f the spectrum of groundwater dependent urban India as it depends significantly on surface water from reservoirs.
Moreover, it is not just the current levels of groundwater dependency in India’s towns and cities that must become a cause for alarm, but also how sustainable do urban aquifers remain today. Current urban water planning largely neglects the context of groundwater, particularly in the trade-offs that accompany the large-scale, often unavoidable urbanisation. There is clearly a need to estimate groundwater availability in urban India on a dynamic basis for some important reasons. Firstly, the changing nature of aquifer stocks, as a consequence of the potentially reduced infiltration on one side, and the induced recharge due to leaky water supplies and sewerage on the other side, create a clear trade-off between quantity and quality. The net result could be quite diverse, very often leading to serious issues of contamination. Secondly, as cities soar vertically, we also dig deeper for stronger foundations that often eat into existing aquifer space.

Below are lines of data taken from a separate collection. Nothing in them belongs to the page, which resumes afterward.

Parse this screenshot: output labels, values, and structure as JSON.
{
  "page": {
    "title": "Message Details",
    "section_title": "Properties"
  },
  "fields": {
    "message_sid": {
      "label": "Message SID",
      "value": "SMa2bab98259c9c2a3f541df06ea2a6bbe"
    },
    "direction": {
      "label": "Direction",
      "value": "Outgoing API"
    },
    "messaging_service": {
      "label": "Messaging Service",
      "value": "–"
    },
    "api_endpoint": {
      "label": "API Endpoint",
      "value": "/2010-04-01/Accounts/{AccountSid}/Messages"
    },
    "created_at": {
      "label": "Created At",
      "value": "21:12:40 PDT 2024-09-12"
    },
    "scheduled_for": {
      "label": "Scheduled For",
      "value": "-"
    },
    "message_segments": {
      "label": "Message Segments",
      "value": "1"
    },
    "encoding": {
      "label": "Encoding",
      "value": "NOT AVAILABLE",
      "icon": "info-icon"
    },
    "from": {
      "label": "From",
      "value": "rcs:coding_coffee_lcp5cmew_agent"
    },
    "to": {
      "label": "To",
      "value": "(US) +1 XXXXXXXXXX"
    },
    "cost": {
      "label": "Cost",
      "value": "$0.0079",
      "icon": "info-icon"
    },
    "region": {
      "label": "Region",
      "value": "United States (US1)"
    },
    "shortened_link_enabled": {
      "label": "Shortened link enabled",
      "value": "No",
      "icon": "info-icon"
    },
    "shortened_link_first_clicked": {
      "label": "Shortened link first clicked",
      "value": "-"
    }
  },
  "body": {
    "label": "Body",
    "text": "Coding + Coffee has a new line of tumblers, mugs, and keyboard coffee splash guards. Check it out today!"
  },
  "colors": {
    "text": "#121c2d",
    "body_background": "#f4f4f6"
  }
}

Third, in the absence of a policy on groundwater, natural groundwater recharge areas get eroded and built upon. Hence, a growing demand leads to increased pumping from potentially depleting stocks over which there is competitive drilling and pumping. Last but not the least, we have also ignored the significance of natural discharge zones – springs – in our cities and the water supply and ecosystem services that these springs have provided in a growing urban space.

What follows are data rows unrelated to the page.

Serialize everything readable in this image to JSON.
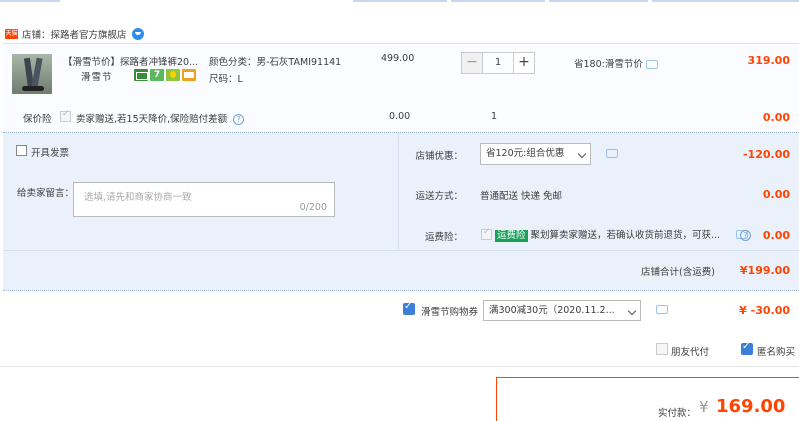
{
  "shop": {
    "badge": "天猫",
    "label": "店铺：探路者官方旗舰店"
  },
  "item": {
    "title": "【滑雪节价】探路者冲锋裤20...",
    "promo": "滑雪节",
    "spec_color": "颜色分类：男-石灰TAMI91141",
    "spec_size": "尺码：L",
    "unit_price": "499.00",
    "quantity": "1",
    "discount_note": "省180:滑雪节价",
    "subtotal": "319.00",
    "icons": [
      "card-icon",
      "seven-day-return-icon",
      "gold-badge-icon",
      "wallet-icon"
    ]
  },
  "insurance": {
    "label": "保价险",
    "text": "卖家赠送,若15天降价,保险赔付差额",
    "price": "0.00",
    "qty": "1",
    "total": "0.00"
  },
  "invoice": {
    "label": "开具发票"
  },
  "message": {
    "label": "给卖家留言：",
    "placeholder": "选填,请先和商家协商一致",
    "count": "0/200"
  },
  "shop_discount": {
    "label": "店铺优惠：",
    "selected": "省120元:组合优惠",
    "amount": "-120.00"
  },
  "shipping": {
    "label": "运送方式：",
    "value": "普通配送 快递 免邮",
    "amount": "0.00"
  },
  "shipping_insurance": {
    "label": "运费险：",
    "tag": "运费险",
    "text": "聚划算卖家赠送，若确认收货前退货，可获...",
    "amount": "0.00"
  },
  "shop_total": {
    "label": "店铺合计(含运费)",
    "amount": "¥199.00"
  },
  "voucher": {
    "label": "滑雪节购物券",
    "selected": "满300减30元（2020.11.2...",
    "amount": "¥ -30.00"
  },
  "friend_pay": {
    "label": "朋友代付"
  },
  "anonymous": {
    "label": "匿名购买"
  },
  "payment": {
    "label": "实付款：",
    "currency": "¥",
    "amount": "169.00"
  },
  "colors": {
    "accent": "#ff4400",
    "panel": "#eaf1fb",
    "checkbox": "#3b7fd6"
  }
}
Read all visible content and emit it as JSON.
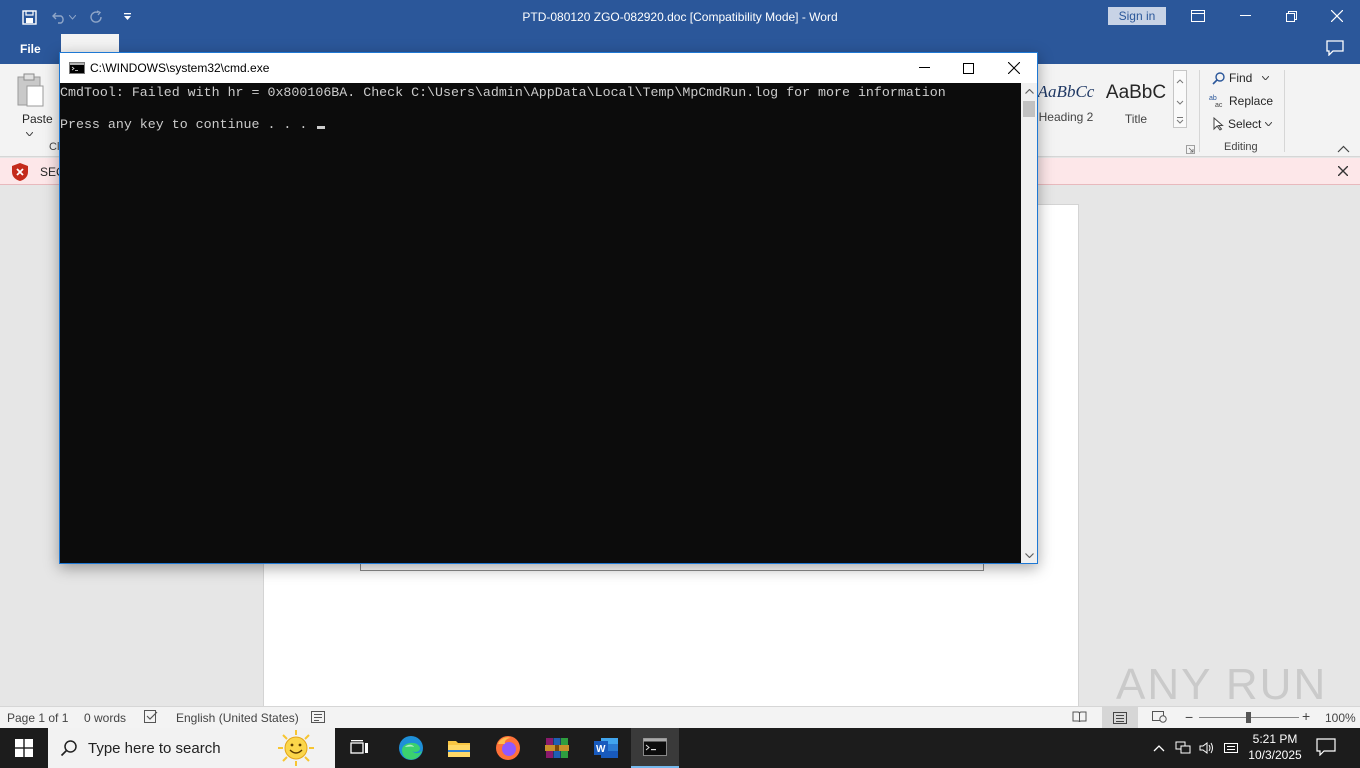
{
  "word": {
    "title": "PTD-080120 ZGO-082920.doc [Compatibility Mode]  -  Word",
    "sign_in": "Sign in",
    "tabs": {
      "file": "File"
    },
    "ribbon": {
      "paste": "Paste",
      "clipboard_group_partial": "Cl",
      "styles": [
        {
          "sample": "AaBbCc",
          "name": "Heading 2"
        },
        {
          "sample": "AaBbC",
          "name": "Title"
        }
      ],
      "find": "Find",
      "replace": "Replace",
      "select": "Select",
      "editing_group": "Editing"
    },
    "security_bar": {
      "text_partial": "SEC"
    },
    "status": {
      "page": "Page 1 of 1",
      "words": "0 words",
      "language": "English (United States)",
      "zoom": "100%"
    }
  },
  "cmd": {
    "title": "C:\\WINDOWS\\system32\\cmd.exe",
    "lines": [
      "CmdTool: Failed with hr = 0x800106BA. Check C:\\Users\\admin\\AppData\\Local\\Temp\\MpCmdRun.log for more information",
      "",
      "Press any key to continue . . . "
    ]
  },
  "watermark": "ANY RUN",
  "taskbar": {
    "search_placeholder": "Type here to search",
    "time": "5:21 PM",
    "date": "10/3/2025"
  }
}
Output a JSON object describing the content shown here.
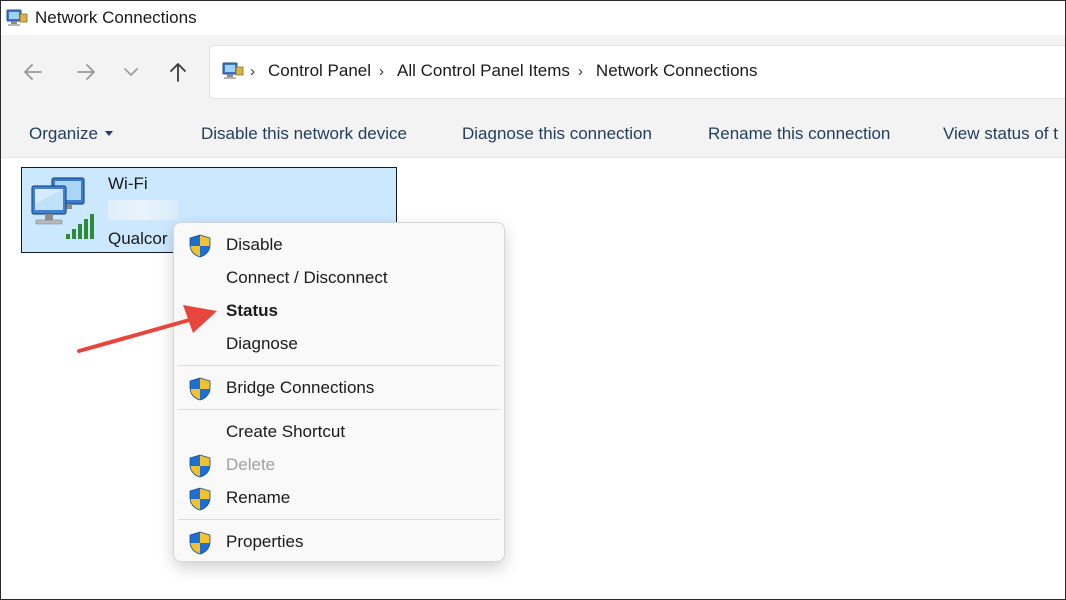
{
  "window": {
    "title": "Network Connections"
  },
  "nav": {
    "back_icon": "arrow-left-icon",
    "forward_icon": "arrow-right-icon",
    "recent_icon": "chevron-down-icon",
    "up_icon": "arrow-up-icon"
  },
  "breadcrumb": {
    "items": [
      "Control Panel",
      "All Control Panel Items",
      "Network Connections"
    ]
  },
  "toolbar": {
    "organize": "Organize",
    "disable": "Disable this network device",
    "diagnose": "Diagnose this connection",
    "rename": "Rename this connection",
    "view_status": "View status of t"
  },
  "connection": {
    "name": "Wi-Fi",
    "adapter": "Qualcor",
    "icon": "network-computer-wifi-icon"
  },
  "context_menu": {
    "items": [
      {
        "label": "Disable",
        "shield": true,
        "bold": false,
        "disabled": false
      },
      {
        "label": "Connect / Disconnect",
        "shield": false,
        "bold": false,
        "disabled": false
      },
      {
        "label": "Status",
        "shield": false,
        "bold": true,
        "disabled": false
      },
      {
        "label": "Diagnose",
        "shield": false,
        "bold": false,
        "disabled": false
      },
      {
        "label": "Bridge Connections",
        "shield": true,
        "bold": false,
        "disabled": false
      },
      {
        "label": "Create Shortcut",
        "shield": false,
        "bold": false,
        "disabled": false
      },
      {
        "label": "Delete",
        "shield": true,
        "bold": false,
        "disabled": true
      },
      {
        "label": "Rename",
        "shield": true,
        "bold": false,
        "disabled": false
      },
      {
        "label": "Properties",
        "shield": true,
        "bold": false,
        "disabled": false
      }
    ]
  },
  "annotation": {
    "arrow_color": "#e8453c",
    "points_to": "Status"
  },
  "colors": {
    "selection": "#cce8ff",
    "toolbar_bg": "#f3f3f3",
    "menu_bg": "#f9f9f9",
    "disabled_text": "#a0a0a0"
  }
}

If estimates of groundwater extraction are not considered in the urban water footprint, ideas like 100% sewage treatment or even the objectives of reuse, recycling and recharge of water cannot be fully realised. Acknowledging the significance of groundwater in urban public water supplies might be a small step towards a larger plan for integrating groundwater into securing urban water supply. Such security is not possible without considering the prospect of large-scale ‘public’ recharge at scale in the natural recharge zones for different aquifers. Such an effort can then be complimented through decentralised recharge programmes through strategic rainwater harvesting measures. In combination, these two approaches could constitute a large-scale programme on Managed Aquifer Recharge (MAR) in urban India, an approach that has been quite successful in many regions of the world. Protecting existing natural recharge zones, restoring strategic zones for public recharge and prioritising the revival of sustainable aquifers must become a part and parcel of water governance in India. Hence, unless a detailed understanding on urban aquifers in India is developed, with the forward linkage of the strategic management of these aquifers, haphazard groundwater extraction will only deepen the crisis surrounding groundwater. Partnerships and collaborations on multiple fronts based on some of the ideas above are being tried out in a few cities in India. These efforts hold hope in taking up the case for securing urban groundwater in a rapidly urbanising India.

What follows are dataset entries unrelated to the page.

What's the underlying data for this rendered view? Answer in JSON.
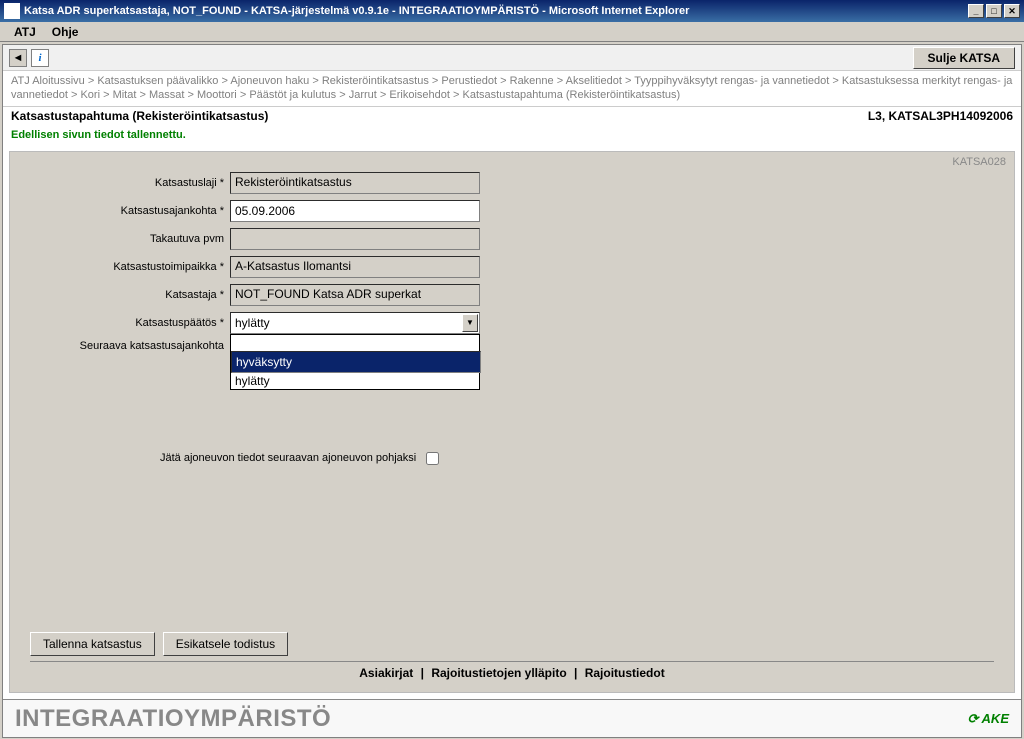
{
  "window": {
    "title": "Katsa ADR superkatsastaja, NOT_FOUND - KATSA-järjestelmä v0.9.1e - INTEGRAATIOYMPÄRISTÖ - Microsoft Internet Explorer"
  },
  "menu": {
    "atj": "ATJ",
    "ohje": "Ohje"
  },
  "toolbar": {
    "close": "Sulje KATSA"
  },
  "breadcrumb": [
    "ATJ Aloitussivu",
    "Katsastuksen päävalikko",
    "Ajoneuvon haku",
    "Rekisteröintikatsastus",
    "Perustiedot",
    "Rakenne",
    "Akselitiedot",
    "Tyyppihyväksytyt rengas- ja vannetiedot",
    "Katsastuksessa merkityt rengas- ja vannetiedot",
    "Kori",
    "Mitat",
    "Massat",
    "Moottori",
    "Päästöt ja kulutus",
    "Jarrut",
    "Erikoisehdot",
    "Katsastustapahtuma (Rekisteröintikatsastus)"
  ],
  "page": {
    "title": "Katsastustapahtuma (Rekisteröintikatsastus)",
    "context": "L3, KATSAL3PH14092006",
    "status": "Edellisen sivun tiedot tallennettu.",
    "code": "KATSA028"
  },
  "form": {
    "katsastuslaji": {
      "label": "Katsastuslaji *",
      "value": "Rekisteröintikatsastus"
    },
    "ajankohta": {
      "label": "Katsastusajankohta *",
      "value": "05.09.2006"
    },
    "takautuva": {
      "label": "Takautuva pvm",
      "value": ""
    },
    "toimipaikka": {
      "label": "Katsastustoimipaikka *",
      "value": "A-Katsastus Ilomantsi"
    },
    "katsastaja": {
      "label": "Katsastaja *",
      "value": "NOT_FOUND Katsa ADR superkat"
    },
    "paatos": {
      "label": "Katsastuspäätös *",
      "value": "hylätty",
      "options": [
        "",
        "hyväksytty",
        "hylätty"
      ],
      "selected_index": 1
    },
    "seuraava": {
      "label": "Seuraava katsastusajankohta"
    },
    "jata": {
      "label": "Jätä ajoneuvon tiedot seuraavan ajoneuvon pohjaksi"
    }
  },
  "buttons": {
    "tallenna": "Tallenna katsastus",
    "esikatsele": "Esikatsele todistus"
  },
  "links": {
    "asiakirjat": "Asiakirjat",
    "rajoitusyp": "Rajoitustietojen ylläpito",
    "rajoitus": "Rajoitustiedot"
  },
  "footer": {
    "env": "INTEGRAATIOYMPÄRISTÖ",
    "logo": "AKE"
  }
}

(Dr Himanshu Kulkarni leads Pune-based ACWADAM, one of the leading NGOs working on the participatory management of aquifers in India)